The lives of 13 men with Haemophilia A in the UK have been transformed with a new gene therapy, which has shown to offer long-term benefits. The treatment, developed by Professor John Pasi and colleagues at Queen Mary University of London, was first announced in 2017. According to the reports 85% of men treated with a single infusion of a missing gene were showing normal or near-normal levels of the blood-clotting protein, factor VIII, one year on.
Now, the authors published a new paper in the New England Journal of Medicine confirming that none of the patients who participated in the trial had required regular factor VIII to prevent bleeding during that period. All of them are still benefiting from a substantial fall in the rates of bleeding three years after receiving the treatment.

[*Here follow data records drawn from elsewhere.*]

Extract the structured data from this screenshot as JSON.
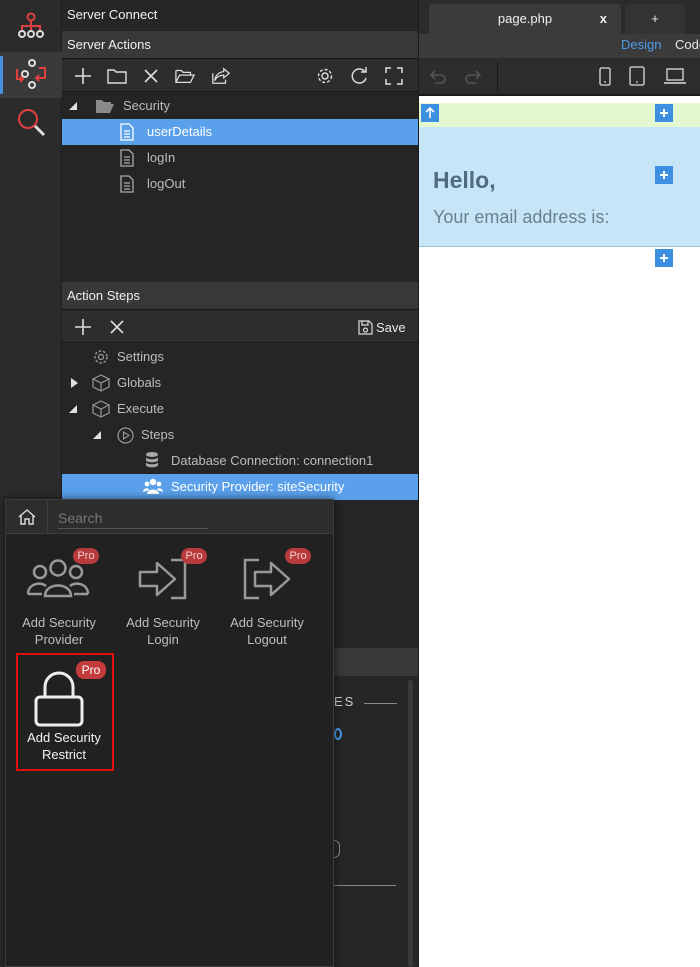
{
  "colors": {
    "accent": "#4a90e2",
    "selection": "#5aa0ea",
    "pro": "#b83a3a",
    "highlight_border": "#e01010",
    "link": "#4a9be8"
  },
  "rail": {
    "items": [
      {
        "icon": "sitemap-icon"
      },
      {
        "icon": "server-connect-icon"
      },
      {
        "icon": "search-icon"
      }
    ]
  },
  "server_connect": {
    "title": "Server Connect"
  },
  "server_actions": {
    "title": "Server Actions",
    "toolbar_icons": [
      "add-icon",
      "new-folder-icon",
      "delete-icon",
      "open-folder-icon",
      "export-icon",
      "settings-gear-icon",
      "refresh-icon",
      "fullscreen-icon"
    ],
    "tree": [
      {
        "label": "Security",
        "type": "folder",
        "expanded": true
      },
      {
        "label": "userDetails",
        "type": "file",
        "selected": true
      },
      {
        "label": "logIn",
        "type": "file"
      },
      {
        "label": "logOut",
        "type": "file"
      }
    ]
  },
  "action_steps": {
    "title": "Action Steps",
    "save_label": "Save",
    "items": [
      {
        "label": "Settings"
      },
      {
        "label": "Globals"
      },
      {
        "label": "Execute"
      },
      {
        "label": "Steps"
      },
      {
        "label": "Database Connection: connection1"
      },
      {
        "label": "Security Provider: siteSecurity",
        "selected": true
      }
    ]
  },
  "tabs": {
    "active": "page.php",
    "close": "x",
    "new": "+"
  },
  "modes": {
    "design": "Design",
    "code": "Code"
  },
  "canvas": {
    "hello": "Hello,",
    "email_text": "Your email address is:"
  },
  "flyout": {
    "search_placeholder": "Search",
    "items": [
      {
        "line1": "Add Security",
        "line2": "Provider",
        "pro": "Pro"
      },
      {
        "line1": "Add Security",
        "line2": "Login",
        "pro": "Pro"
      },
      {
        "line1": "Add Security",
        "line2": "Logout",
        "pro": "Pro"
      },
      {
        "line1": "Add Security",
        "line2": "Restrict",
        "pro": "Pro",
        "highlighted": true
      }
    ]
  },
  "under_panel": {
    "partial_label": "ES"
  }
}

In patients with Haemophilia A (which accounts for around 80 per cent of all Haemophilia cases) the blood unable to clot due to lack of factor VIII. This causes risk of excessive bleeding from even the slightest injury — as well as potentially life-threatening spontaneous internal bleeding. Eliminating intravenous injections that Haemophilia A patients have to receive each week to control and prevent bleeding greatly reduces the burden of treatment.
“Our 2017 paper showed that gene therapy could significantly boost factor VIII levels in men with Haemophilia A. Our new data are critical in helping the scientific and medical communities understand this pioneering technology. This latest study confirms both safety and the long-term beneficial impact of the treatment. A long-term treatment that effectively ends the life-long regime of regular injections can transform care and massively improve the quality of life of hundreds of thousands of people born with this challenging genetic condition,” said Professor Pasi, who is also Director of the Haemophilia Centre at Barts Health NHS Trust.
The treatment may be particularly important in the developing world where access to clotting products is difficult.
Source: Science Daily